Before a drug can come to market, it must receive FDA approval. This involves 3 phases of testing with Phase I having 20-80 volunteers and Phase III often testing more than 1,000 people. Despite the FDA approval, patients can sue drug companies if they are injured by a drug. Patients can generally sue manufacturers under one of three theories of legal liability:
- defective design (design of a drug or device was inherently unsafe)
- defective manufacturing
- defective warnings, the firm failed to provide sufficient warning of the possibility of an adverse event if it knew or shown have known about the risks.
Is it efficient to maintain a system of product liability in addition to government licensing or does this legal framework simply drive up the costs of pharmaceuticals?
A paper by Philipson, Sun, and Goldman (2009) argues that when FDA approval is binding, the removing the drugs product liability increases efficiency. This is because the product liability “has no additional effect on the level of safety firms choose to provide, but raises prices and thus restricts access.” I believe, this is the system adopted by the UK where drugs that are approved by NICE are not liable for lawsuits. If the drug turns out to perform poorly in practice, NICE will pull it off the market (readers, can you confirms this is correct?).

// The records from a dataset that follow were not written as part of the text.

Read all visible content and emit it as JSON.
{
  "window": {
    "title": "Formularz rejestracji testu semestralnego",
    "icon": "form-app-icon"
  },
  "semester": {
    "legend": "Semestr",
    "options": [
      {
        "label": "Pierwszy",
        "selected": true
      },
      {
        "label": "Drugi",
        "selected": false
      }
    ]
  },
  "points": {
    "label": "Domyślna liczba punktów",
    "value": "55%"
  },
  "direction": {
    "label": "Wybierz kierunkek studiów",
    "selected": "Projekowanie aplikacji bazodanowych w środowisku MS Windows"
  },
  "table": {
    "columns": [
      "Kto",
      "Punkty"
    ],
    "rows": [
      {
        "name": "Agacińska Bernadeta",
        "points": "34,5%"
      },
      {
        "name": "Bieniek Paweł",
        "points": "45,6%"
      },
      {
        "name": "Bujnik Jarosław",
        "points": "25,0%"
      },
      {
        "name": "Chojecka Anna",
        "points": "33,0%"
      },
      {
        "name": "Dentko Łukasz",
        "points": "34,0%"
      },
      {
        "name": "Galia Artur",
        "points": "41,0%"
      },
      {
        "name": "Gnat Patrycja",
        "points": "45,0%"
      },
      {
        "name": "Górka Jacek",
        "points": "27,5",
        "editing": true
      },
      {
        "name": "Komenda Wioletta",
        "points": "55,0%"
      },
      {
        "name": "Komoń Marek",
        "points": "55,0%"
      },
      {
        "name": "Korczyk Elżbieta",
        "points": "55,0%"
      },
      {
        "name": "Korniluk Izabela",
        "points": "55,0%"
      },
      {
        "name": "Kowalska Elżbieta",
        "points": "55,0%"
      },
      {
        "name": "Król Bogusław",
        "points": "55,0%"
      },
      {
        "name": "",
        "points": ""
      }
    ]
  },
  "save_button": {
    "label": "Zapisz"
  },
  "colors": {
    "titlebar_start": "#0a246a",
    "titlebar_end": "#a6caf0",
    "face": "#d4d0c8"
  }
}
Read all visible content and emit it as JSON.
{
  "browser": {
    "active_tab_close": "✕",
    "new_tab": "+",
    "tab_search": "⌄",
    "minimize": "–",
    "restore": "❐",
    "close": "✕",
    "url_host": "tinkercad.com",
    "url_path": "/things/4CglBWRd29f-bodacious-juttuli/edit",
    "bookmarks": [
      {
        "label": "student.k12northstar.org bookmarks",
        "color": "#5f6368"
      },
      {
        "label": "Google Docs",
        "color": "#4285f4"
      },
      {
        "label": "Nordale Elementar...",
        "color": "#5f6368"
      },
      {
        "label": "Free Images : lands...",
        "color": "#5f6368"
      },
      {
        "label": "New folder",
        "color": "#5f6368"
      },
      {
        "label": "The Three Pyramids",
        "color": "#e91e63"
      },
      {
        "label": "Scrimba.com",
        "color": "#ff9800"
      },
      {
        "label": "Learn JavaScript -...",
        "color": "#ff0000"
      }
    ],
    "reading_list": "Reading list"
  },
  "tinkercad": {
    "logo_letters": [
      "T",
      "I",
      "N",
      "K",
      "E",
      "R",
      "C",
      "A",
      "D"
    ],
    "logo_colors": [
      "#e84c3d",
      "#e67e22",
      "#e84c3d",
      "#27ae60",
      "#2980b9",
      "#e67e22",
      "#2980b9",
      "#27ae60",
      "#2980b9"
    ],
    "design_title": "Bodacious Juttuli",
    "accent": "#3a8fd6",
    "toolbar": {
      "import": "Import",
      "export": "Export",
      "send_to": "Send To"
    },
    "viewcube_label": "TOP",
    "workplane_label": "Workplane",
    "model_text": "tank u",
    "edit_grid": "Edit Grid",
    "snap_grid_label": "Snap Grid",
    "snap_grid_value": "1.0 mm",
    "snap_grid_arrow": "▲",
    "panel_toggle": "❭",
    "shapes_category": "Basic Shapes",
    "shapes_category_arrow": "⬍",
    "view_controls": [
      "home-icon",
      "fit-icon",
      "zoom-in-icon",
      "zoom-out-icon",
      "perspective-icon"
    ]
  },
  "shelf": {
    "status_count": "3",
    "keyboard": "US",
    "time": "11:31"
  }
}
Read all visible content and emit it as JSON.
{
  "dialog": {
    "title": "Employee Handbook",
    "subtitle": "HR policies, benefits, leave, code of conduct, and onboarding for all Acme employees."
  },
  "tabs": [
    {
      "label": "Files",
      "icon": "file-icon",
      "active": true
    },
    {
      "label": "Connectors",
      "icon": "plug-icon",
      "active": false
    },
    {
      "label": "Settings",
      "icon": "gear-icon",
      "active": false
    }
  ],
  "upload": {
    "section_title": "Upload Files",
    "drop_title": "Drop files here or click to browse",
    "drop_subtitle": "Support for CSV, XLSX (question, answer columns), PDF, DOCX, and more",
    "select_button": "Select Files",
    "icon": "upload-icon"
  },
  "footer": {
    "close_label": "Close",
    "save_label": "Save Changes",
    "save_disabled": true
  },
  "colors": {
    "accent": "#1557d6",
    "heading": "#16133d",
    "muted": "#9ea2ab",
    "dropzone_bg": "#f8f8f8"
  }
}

The authors use American policy on vaccine liability to elucidate their point. “The National Vaccine Injury Compensation Program (NVICP) provides a useful case study. This program shielded vaccine makers from liability in exchange for a special compensation program funded by an excise tax on vaccines. This program therefore essentially mimicked pre-emption by lowering the cost of liability dramatically.”
However, the problem with the paper is knowing whether the FDA safety procedures are binding in practice. For some drugs, the FDA approval provides firms with more than enough incentive to produce evidence of the safety of their projects. On the other hand, for other cases FDA approval may not provide sufficient incentives to make the drugs safe.
In the larger view, if the FDA approval does a good job of monitoring safety, then product liability could be abandoned to increase safety. However, if the FDA approval does not induce firms to make their drugs safe, the product liability acts as a costly but effective backup to insure the firms manufacture products that are safe for consumers.
- Tomas J. Philipson, Eric C. Sun, Dana Goldman (2009) “The Effects of Product Liability Exemption in the Presence of the FDA” NBER working paper 15603.